Christian was diagnosed with hemihypertrophy, defined as the enlargement of one side of the body or part of the body. His prognosis is good, and he continues to be followed up by Dr. Mazur.
Christian has a very direct assessment of the training he did at home and the actual event.
“The training was kind of the same, except training used a couch and the MRI was not as comfortable as the couch,” he says. “The sound was very loud, like a building falling down, but you wear earplugs so you don’t hear so loud.”
Mrs. Welch encourages other parents of children scheduled for an MRI to consider “MR – I Am Ready!”

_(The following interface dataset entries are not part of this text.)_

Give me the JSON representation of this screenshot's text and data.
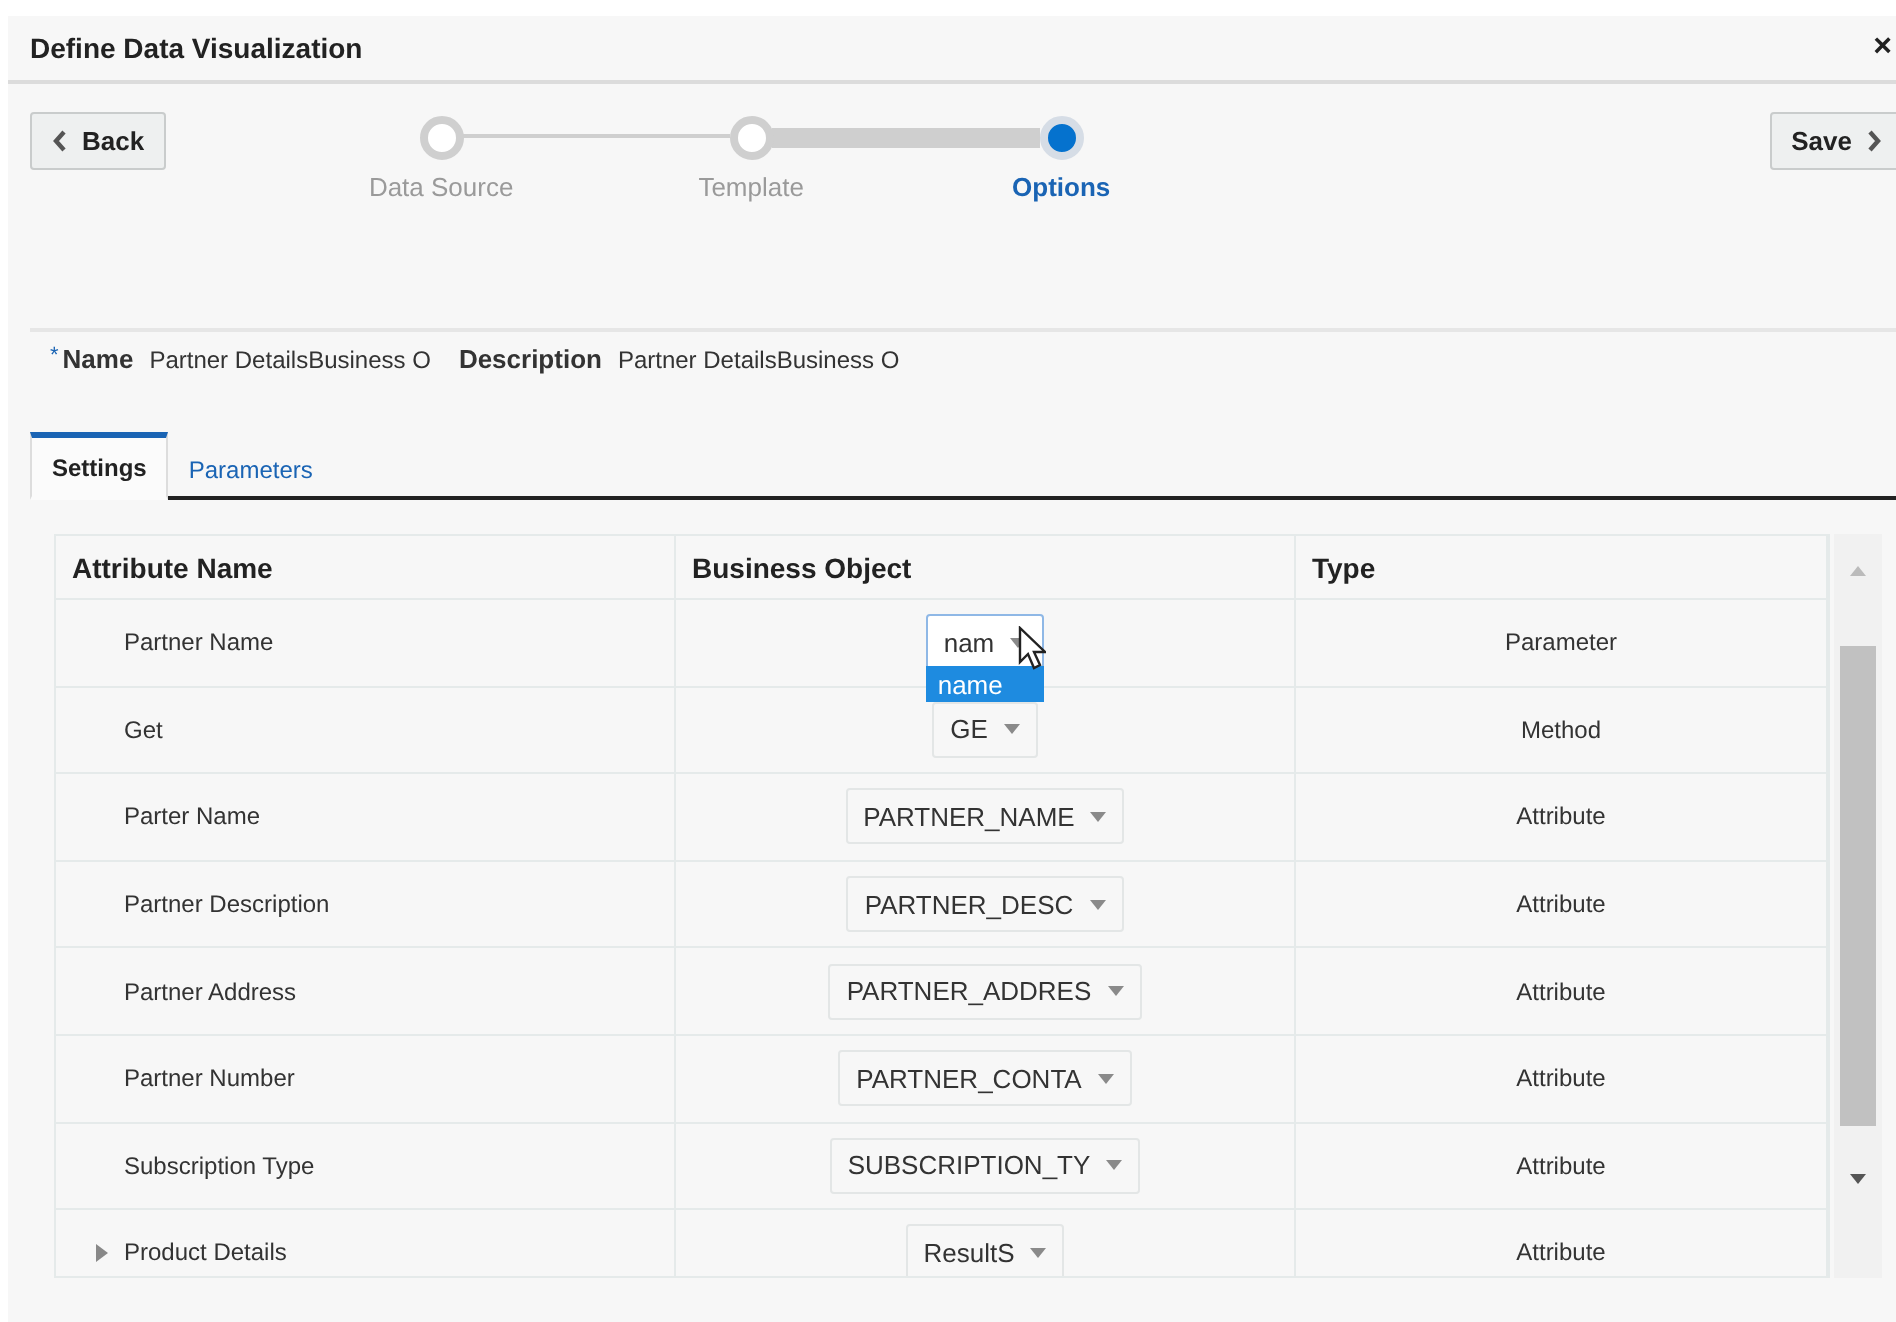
{
  "window": {
    "title": "Define Data Visualization",
    "close": "×"
  },
  "nav": {
    "back": "Back",
    "save": "Save"
  },
  "steps": [
    {
      "label": "Data Source",
      "selected": false
    },
    {
      "label": "Template",
      "selected": false
    },
    {
      "label": "Options",
      "selected": true
    }
  ],
  "form": {
    "required_mark": "*",
    "name_label": "Name",
    "name_value": "Partner DetailsBusiness O",
    "description_label": "Description",
    "description_value": "Partner DetailsBusiness O"
  },
  "tabs": [
    {
      "label": "Settings",
      "selected": true
    },
    {
      "label": "Parameters",
      "selected": false
    }
  ],
  "table": {
    "columns": [
      "Attribute Name",
      "Business Object",
      "Type"
    ],
    "rows": [
      {
        "attribute": "Partner Name",
        "object": "nam",
        "type": "Parameter",
        "open": true,
        "option": "name"
      },
      {
        "attribute": "Get",
        "object": "GE",
        "type": "Method",
        "open": false
      },
      {
        "attribute": "Parter Name",
        "object": "PARTNER_NAME",
        "type": "Attribute",
        "open": false
      },
      {
        "attribute": "Partner Description",
        "object": "PARTNER_DESC",
        "type": "Attribute",
        "open": false
      },
      {
        "attribute": "Partner Address",
        "object": "PARTNER_ADDRES",
        "type": "Attribute",
        "open": false
      },
      {
        "attribute": "Partner Number",
        "object": "PARTNER_CONTA",
        "type": "Attribute",
        "open": false
      },
      {
        "attribute": "Subscription Type",
        "object": "SUBSCRIPTION_TY",
        "type": "Attribute",
        "open": false
      },
      {
        "attribute": "Product Details",
        "object": "ResultS",
        "type": "Attribute",
        "open": false,
        "expanded": false
      }
    ]
  }
}
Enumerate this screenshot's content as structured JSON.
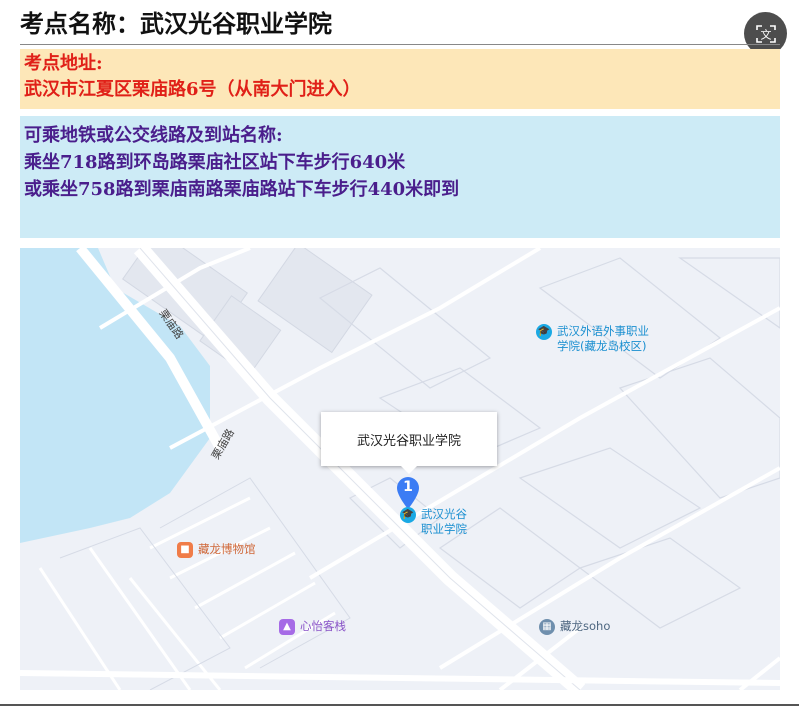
{
  "title": "考点名称：武汉光谷职业学院",
  "translate_icon_glyph": "文",
  "address": {
    "label": "考点地址:",
    "value": "武汉市江夏区栗庙路6号（从南大门进入）"
  },
  "transit": {
    "label": "可乘地铁或公交线路及到站名称:",
    "route1": "乘坐718路到环岛路栗庙社区站下车步行640米",
    "route2": "或乘坐758路到栗庙南路栗庙路站下车步行440米即到"
  },
  "map": {
    "popup_label": "武汉光谷职业学院",
    "marker_number": "1",
    "roads": {
      "upper": "栗庙路",
      "lower": "栗庙路"
    },
    "pois": {
      "school": {
        "line1": "武汉光谷",
        "line2": "职业学院",
        "icon": "school-icon",
        "color": "#1aa9e4"
      },
      "foreign_lang": {
        "line1": "武汉外语外事职业",
        "line2": "学院(藏龙岛校区)",
        "icon": "school-icon",
        "color": "#1aa9e4"
      },
      "museum": {
        "label": "藏龙博物馆",
        "icon": "museum-icon",
        "color": "#f07c48"
      },
      "inn": {
        "label": "心怡客栈",
        "icon": "hotel-icon",
        "color": "#a66be6"
      },
      "office": {
        "label": "藏龙soho",
        "icon": "building-icon",
        "color": "#6f8fad"
      }
    },
    "colors": {
      "water": "#c2e5f6",
      "land": "#eef1f7",
      "road": "#ffffff",
      "block_outline": "#d6dbe6",
      "marker": "#3b7cf4"
    }
  }
}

“There’s no need to be concerned,” she says. “The program does an excellent job of making your child prepared, relaxed and unafraid. The whole thing is really ‘easy-peasy,’ as Christian would say.”
“Pretty much don’t worry,” adds Christian. “It just makes a sound.”
About Wolfson Children’s Hospital
Wolfson Children’s Hospital in Jacksonville, Florida, serves as our region’s pediatric referral center and only hospital just for kids. The 180-bed, patient- and family-centered hospital features an environment filled with bright colors, warm smiles and the latest children’s medical technology. At Wolfson Children’s Hospital, nationally recognized pediatric specialists representing nearly every medical and surgical specialty work with pediatricians to provide care for children of all ages with congenital heart conditions, cancer, neurological disorders, orthopaedic conditions, behavioral health disorders, and more. The hospital is staffed by pediatric nurses and other healthcare professionals specially trained to work with children. Wolfson Children’s pediatric partners include Nemours Children’s Clinic, the University of Florida Jacksonville, and Mayo Clinic Florida. For additional information, please visit wolfsonchildrens.org.
Nemours (NAH-mors) is an internationally recognized children’s health system that owns and operates the Alfred I. duPont Hospital for Children in Wilmington, Delaware and the Nemours Children’s Hospital in Orlando, Florida along with major pediatric specialty clinics in Delaware, Florida, Pennsylvania and New Jersey.
Established as The Nemours Foundation through the legacy and philanthropy of Alfred I. du Pont, Nemours offers pediatric clinical care, research, education, advocacy and prevention programs to all families in the communities it serves. For more information, visit http://www.Nemours.org